[PROBLEM REQUIREMENTS] What lines in the entries below contain the word "JSON"? Copy all of them.

START RECORDS TO USE

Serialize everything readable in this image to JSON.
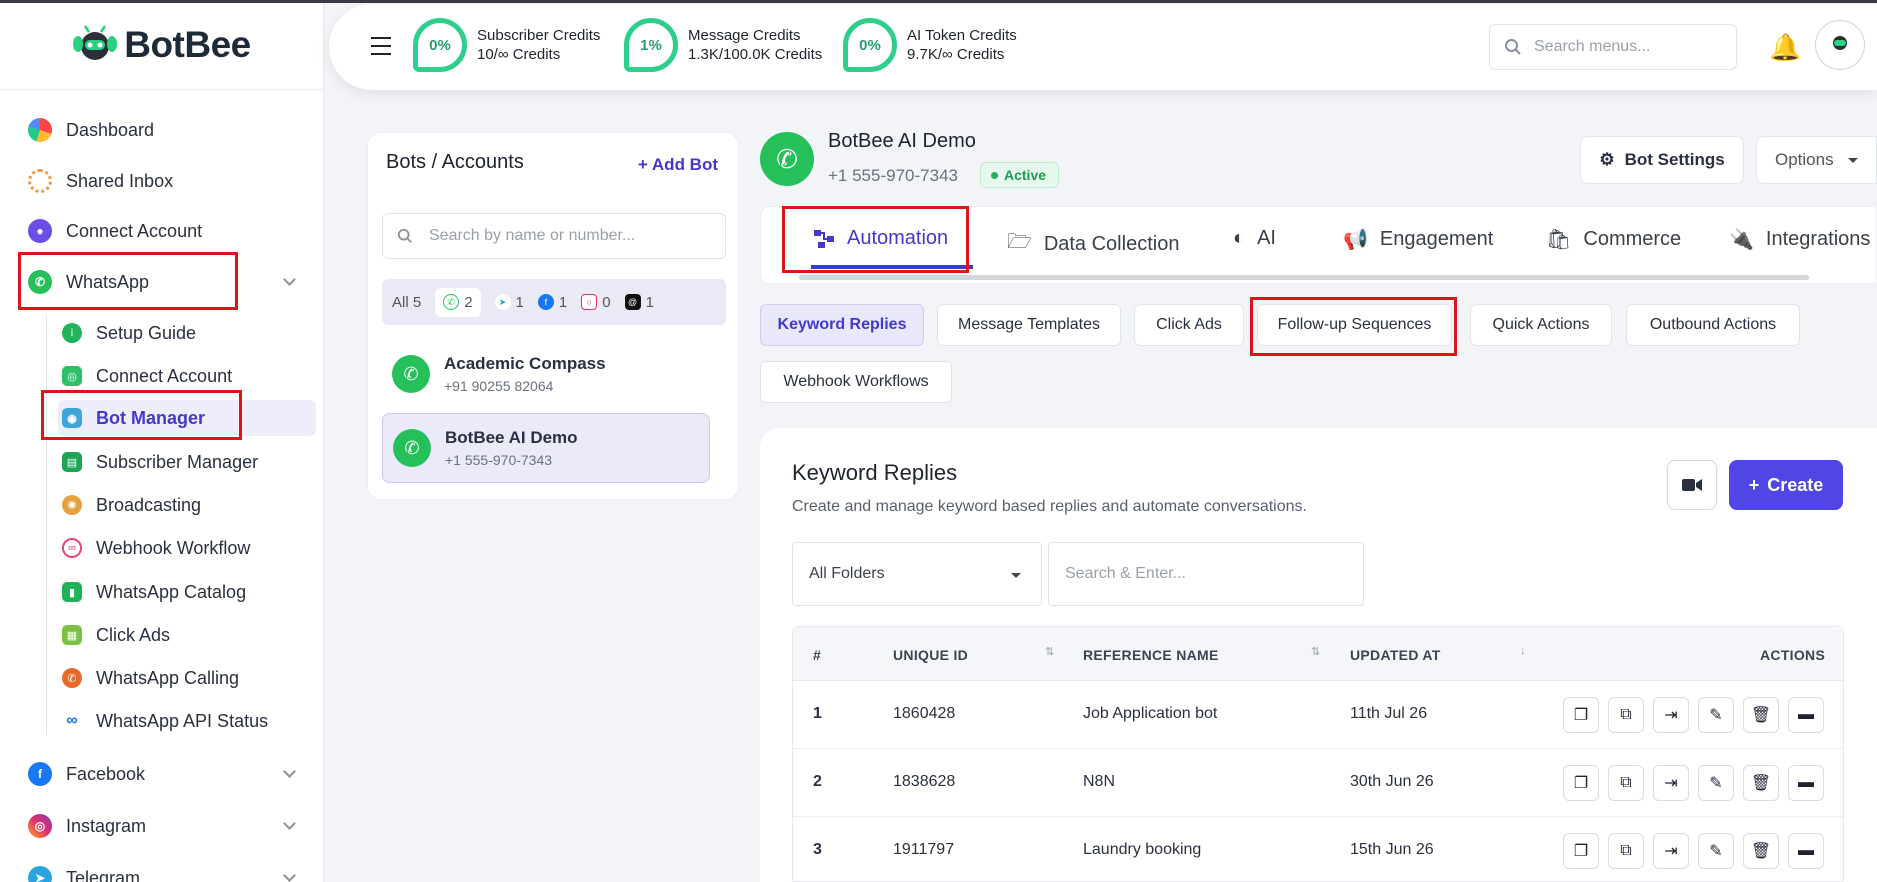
{
  "brand": {
    "name": "BotBee"
  },
  "sidebar": {
    "items": [
      {
        "label": "Dashboard"
      },
      {
        "label": "Shared Inbox"
      },
      {
        "label": "Connect Account"
      },
      {
        "label": "WhatsApp"
      },
      {
        "label": "Facebook"
      },
      {
        "label": "Instagram"
      },
      {
        "label": "Telegram"
      }
    ],
    "whatsapp_sub": [
      {
        "label": "Setup Guide"
      },
      {
        "label": "Connect Account"
      },
      {
        "label": "Bot Manager"
      },
      {
        "label": "Subscriber Manager"
      },
      {
        "label": "Broadcasting"
      },
      {
        "label": "Webhook Workflow"
      },
      {
        "label": "WhatsApp Catalog"
      },
      {
        "label": "Click Ads"
      },
      {
        "label": "WhatsApp Calling"
      },
      {
        "label": "WhatsApp API Status"
      }
    ]
  },
  "topbar": {
    "credits": [
      {
        "pct": "0%",
        "title": "Subscriber Credits",
        "value": "10/∞ Credits"
      },
      {
        "pct": "1%",
        "title": "Message Credits",
        "value": "1.3K/100.0K Credits"
      },
      {
        "pct": "0%",
        "title": "AI Token Credits",
        "value": "9.7K/∞ Credits"
      }
    ],
    "search_placeholder": "Search menus..."
  },
  "bots_panel": {
    "title": "Bots / Accounts",
    "add_label": "Add Bot",
    "search_placeholder": "Search by name or number...",
    "filters": [
      {
        "label": "All 5"
      },
      {
        "count": "2",
        "icon": "whatsapp-icon"
      },
      {
        "count": "1",
        "icon": "telegram-icon"
      },
      {
        "count": "1",
        "icon": "facebook-icon"
      },
      {
        "count": "0",
        "icon": "instagram-icon"
      },
      {
        "count": "1",
        "icon": "threads-icon"
      }
    ],
    "bots": [
      {
        "name": "Academic Compass",
        "number": "+91 90255 82064"
      },
      {
        "name": "BotBee AI Demo",
        "number": "+1 555-970-7343"
      }
    ]
  },
  "bot_header": {
    "name": "BotBee AI Demo",
    "number": "+1 555-970-7343",
    "status": "Active",
    "settings_label": "Bot Settings",
    "options_label": "Options"
  },
  "tabs": [
    {
      "label": "Automation"
    },
    {
      "label": "Data Collection"
    },
    {
      "label": "AI"
    },
    {
      "label": "Engagement"
    },
    {
      "label": "Commerce"
    },
    {
      "label": "Integrations"
    }
  ],
  "subtabs": [
    {
      "label": "Keyword Replies"
    },
    {
      "label": "Message Templates"
    },
    {
      "label": "Click Ads"
    },
    {
      "label": "Follow-up Sequences"
    },
    {
      "label": "Quick Actions"
    },
    {
      "label": "Outbound Actions"
    },
    {
      "label": "Webhook Workflows"
    }
  ],
  "content": {
    "title": "Keyword Replies",
    "subtitle": "Create and manage keyword based replies and automate conversations.",
    "create_label": "Create",
    "folder_select": "All Folders",
    "search_placeholder": "Search & Enter...",
    "columns": [
      "#",
      "UNIQUE ID",
      "REFERENCE NAME",
      "UPDATED AT",
      "ACTIONS"
    ],
    "rows": [
      {
        "idx": "1",
        "id": "1860428",
        "name": "Job Application bot",
        "updated": "11th Jul 26"
      },
      {
        "idx": "2",
        "id": "1838628",
        "name": "N8N",
        "updated": "30th Jun 26"
      },
      {
        "idx": "3",
        "id": "1911797",
        "name": "Laundry booking",
        "updated": "15th Jun 26"
      }
    ]
  },
  "colors": {
    "accent": "#4f46e5",
    "whatsapp_green": "#25c05a",
    "credit_ring": "#2ecf8c",
    "highlight_red": "#e0131b"
  }
}
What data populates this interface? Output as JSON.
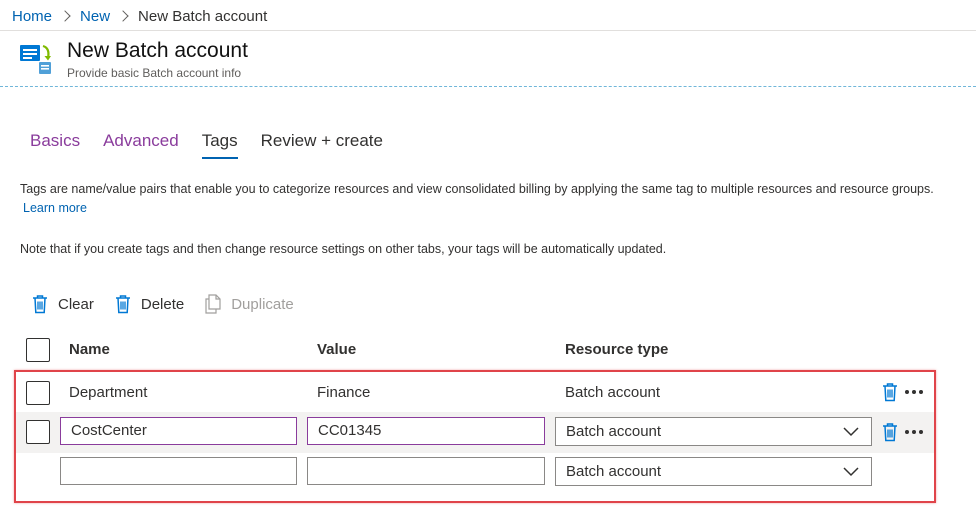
{
  "breadcrumb": {
    "home": "Home",
    "new": "New",
    "current": "New Batch account"
  },
  "header": {
    "title": "New Batch account",
    "subtitle": "Provide basic Batch account info",
    "icon": "batch-account-icon"
  },
  "tabs": [
    {
      "label": "Basics"
    },
    {
      "label": "Advanced"
    },
    {
      "label": "Tags"
    },
    {
      "label": "Review + create"
    }
  ],
  "description": {
    "text": "Tags are name/value pairs that enable you to categorize resources and view consolidated billing by applying the same tag to multiple resources and resource groups.",
    "link": "Learn more"
  },
  "note": "Note that if you create tags and then change resource settings on other tabs, your tags will be automatically updated.",
  "toolbar": {
    "clear": "Clear",
    "delete": "Delete",
    "duplicate": "Duplicate"
  },
  "columns": {
    "name": "Name",
    "value": "Value",
    "resource_type": "Resource type"
  },
  "rows": [
    {
      "name": "Department",
      "value": "Finance",
      "resource_type": "Batch account"
    },
    {
      "name": "CostCenter",
      "value": "CC01345",
      "resource_type": "Batch account"
    },
    {
      "name": "",
      "value": "",
      "resource_type": "Batch account"
    }
  ],
  "colors": {
    "accent": "#0063b1",
    "tab_link": "#8a3c9c",
    "highlight": "#e0444a",
    "icon_blue": "#0078d4"
  }
}
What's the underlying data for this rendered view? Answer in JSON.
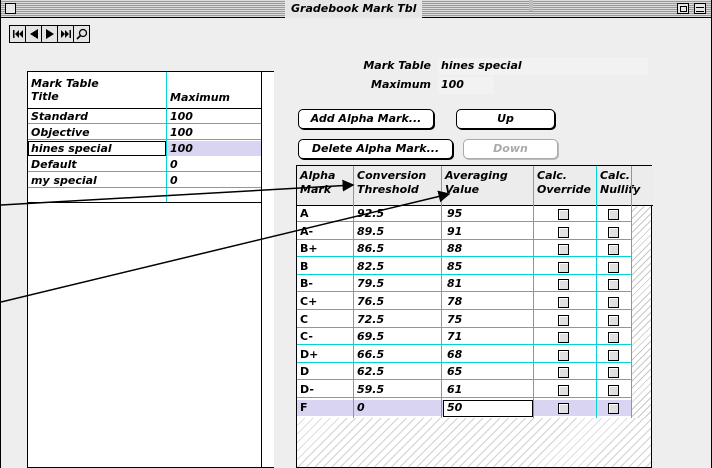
{
  "window": {
    "title": "Gradebook Mark Tbl"
  },
  "nav": {
    "buttons": [
      "first-record",
      "previous-record",
      "next-record",
      "last-record",
      "find"
    ]
  },
  "left_list": {
    "header_title": "Mark Table\nTitle",
    "header_max": "Maximum",
    "rows": [
      {
        "title": "Standard",
        "max": "100"
      },
      {
        "title": "Objective",
        "max": "100"
      },
      {
        "title": "hines special",
        "max": "100"
      },
      {
        "title": "Default",
        "max": "0"
      },
      {
        "title": "my special",
        "max": "0"
      }
    ],
    "selected_index": 2
  },
  "form": {
    "mark_table_label": "Mark Table",
    "mark_table_value": "hines special",
    "maximum_label": "Maximum",
    "maximum_value": "100",
    "add_button": "Add Alpha Mark...",
    "up_button": "Up",
    "delete_button": "Delete Alpha Mark...",
    "down_button": "Down"
  },
  "grid": {
    "headers": {
      "alpha": "Alpha\nMark",
      "threshold": "Conversion\nThreshold",
      "averaging": "Averaging\nValue",
      "override": "Calc.\nOverride",
      "nullify": "Calc.\nNullify"
    },
    "rows": [
      {
        "mark": "A",
        "threshold": "92.5",
        "value": "95"
      },
      {
        "mark": "A-",
        "threshold": "89.5",
        "value": "91"
      },
      {
        "mark": "B+",
        "threshold": "86.5",
        "value": "88"
      },
      {
        "mark": "B",
        "threshold": "82.5",
        "value": "85"
      },
      {
        "mark": "B-",
        "threshold": "79.5",
        "value": "81"
      },
      {
        "mark": "C+",
        "threshold": "76.5",
        "value": "78"
      },
      {
        "mark": "C",
        "threshold": "72.5",
        "value": "75"
      },
      {
        "mark": "C-",
        "threshold": "69.5",
        "value": "71"
      },
      {
        "mark": "D+",
        "threshold": "66.5",
        "value": "68"
      },
      {
        "mark": "D",
        "threshold": "62.5",
        "value": "65"
      },
      {
        "mark": "D-",
        "threshold": "59.5",
        "value": "61"
      },
      {
        "mark": "F",
        "threshold": "0",
        "value": "50"
      }
    ],
    "selected_index": 11
  },
  "colors": {
    "cyan_line": "#00d4d4",
    "selection": "#d8d4f2"
  }
}
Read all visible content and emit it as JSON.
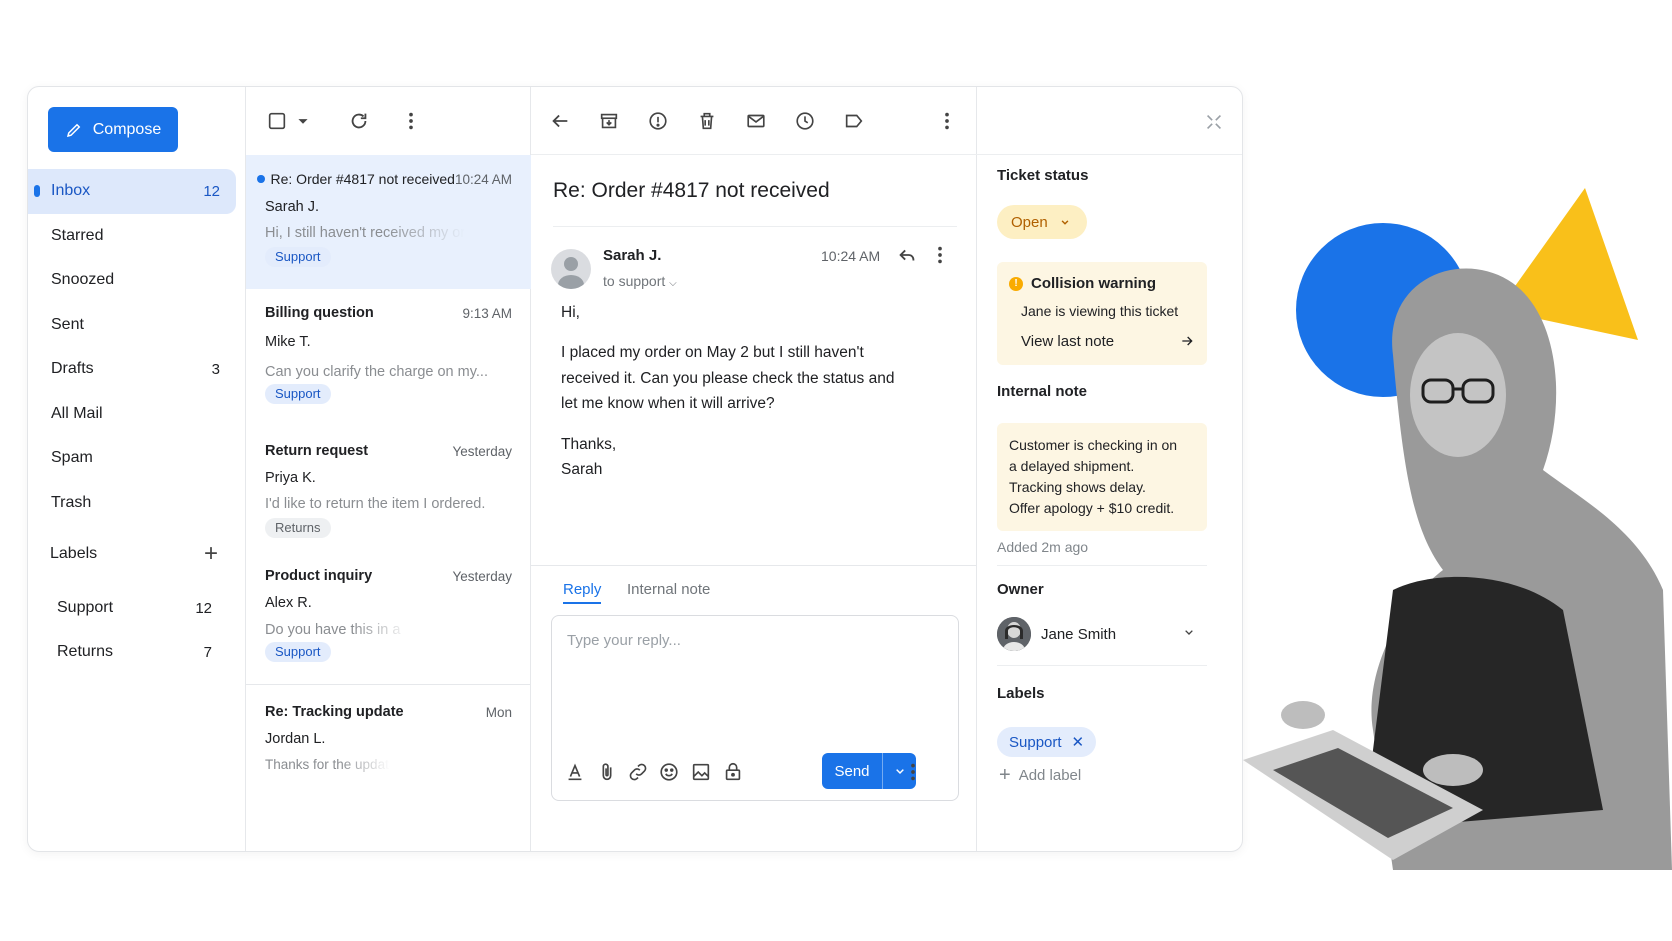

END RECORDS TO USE

[RESULT FOR THIS TASK]
Serialize everything readable in this image to JSON.
What data populates this interface? Output as JSON.
What's the underlying data for this rendered view? Answer in JSON.
Read all visible content and emit it as JSON.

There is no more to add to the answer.